|International Classification||H04N1/04, H04N1/10, G03B27/50, F16H19/04, H04N1/107|
|Cooperative Classification||H04N1/103, H04N1/1013|
|European Classification||H04N1/10F5, H04N1/10F|
|Oct 15, 2002||AS||Assignment|
Owner name: HEWLETT-PACKARD COMPANY, COLORADO
Free format text: ASSIGNMENT OF ASSIGNORS INTEREST;ASSIGNORS:HENDRIX, STEVEN;SHORT, DAVID;REEL/FRAME:013409/0239;SIGNING DATES FROM 20020717 TO 20020719
|Jun 18, 2003||AS||Assignment|
Owner name: HEWLETT-PACKARD DEVELOPMENT COMPANY, L.P.,COLORADO
Free format text: ASSIGNMENT OF ASSIGNORS INTEREST;ASSIGNOR:HEWLETT-PACKARD COMPANY;REEL/FRAME:013776/0928
Effective date: 20030131
|May 5, 2009||CC||Certificate of correction|
|Nov 30, 2010||FPAY||Fee payment|
Year of fee payment: 4

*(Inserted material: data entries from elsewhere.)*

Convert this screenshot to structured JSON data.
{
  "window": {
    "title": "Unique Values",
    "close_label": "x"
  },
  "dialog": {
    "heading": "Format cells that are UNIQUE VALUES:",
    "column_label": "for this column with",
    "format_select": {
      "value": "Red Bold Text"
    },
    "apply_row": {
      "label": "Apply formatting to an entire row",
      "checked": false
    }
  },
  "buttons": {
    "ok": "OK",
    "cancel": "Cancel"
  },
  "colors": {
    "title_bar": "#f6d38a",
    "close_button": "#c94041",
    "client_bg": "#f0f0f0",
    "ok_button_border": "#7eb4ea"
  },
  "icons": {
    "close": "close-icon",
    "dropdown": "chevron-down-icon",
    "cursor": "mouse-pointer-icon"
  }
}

|Jan 28, 2015||FPAY||Fee payment|
Year of fee payment: 8